#### [Exercise instructions]
Nothing other than an exact copy of the records should be returned.

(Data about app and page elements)
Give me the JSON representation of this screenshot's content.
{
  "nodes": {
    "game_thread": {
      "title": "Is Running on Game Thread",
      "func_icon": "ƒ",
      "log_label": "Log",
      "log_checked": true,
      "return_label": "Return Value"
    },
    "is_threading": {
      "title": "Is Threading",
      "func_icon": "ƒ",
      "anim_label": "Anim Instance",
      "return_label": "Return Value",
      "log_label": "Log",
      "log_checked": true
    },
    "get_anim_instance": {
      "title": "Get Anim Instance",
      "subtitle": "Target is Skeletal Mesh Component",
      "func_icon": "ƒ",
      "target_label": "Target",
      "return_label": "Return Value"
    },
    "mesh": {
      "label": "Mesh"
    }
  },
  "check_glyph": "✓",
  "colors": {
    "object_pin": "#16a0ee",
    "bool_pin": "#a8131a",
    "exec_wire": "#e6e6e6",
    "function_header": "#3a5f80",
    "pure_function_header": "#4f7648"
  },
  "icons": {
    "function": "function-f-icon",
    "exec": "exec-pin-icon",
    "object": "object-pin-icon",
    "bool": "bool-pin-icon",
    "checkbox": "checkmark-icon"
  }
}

#### [Task output]
Give me the JSON representation of this screenshot's content.
{
  "nodes": {
    "game_thread": {
      "title": "Is Running on Game Thread",
      "func_icon": "ƒ",
      "log_label": "Log",
      "log_checked": true,
      "return_label": "Return Value"
    },
    "is_threading": {
      "title": "Is Threading",
      "func_icon": "ƒ",
      "anim_label": "Anim Instance",
      "return_label": "Return Value",
      "log_label": "Log",
      "log_checked": true
    },
    "get_anim_instance": {
      "title": "Get Anim Instance",
      "subtitle": "Target is Skeletal Mesh Component",
      "func_icon": "ƒ",
      "target_label": "Target",
      "return_label": "Return Value"
    },
    "mesh": {
      "label": "Mesh"
    }
  },
  "check_glyph": "✓",
  "colors": {
    "object_pin": "#16a0ee",
    "bool_pin": "#a8131a",
    "exec_wire": "#e6e6e6",
    "function_header": "#3a5f80",
    "pure_function_header": "#4f7648"
  },
  "icons": {
    "function": "function-f-icon",
    "exec": "exec-pin-icon",
    "object": "object-pin-icon",
    "bool": "bool-pin-icon",
    "checkbox": "checkmark-icon"
  }
}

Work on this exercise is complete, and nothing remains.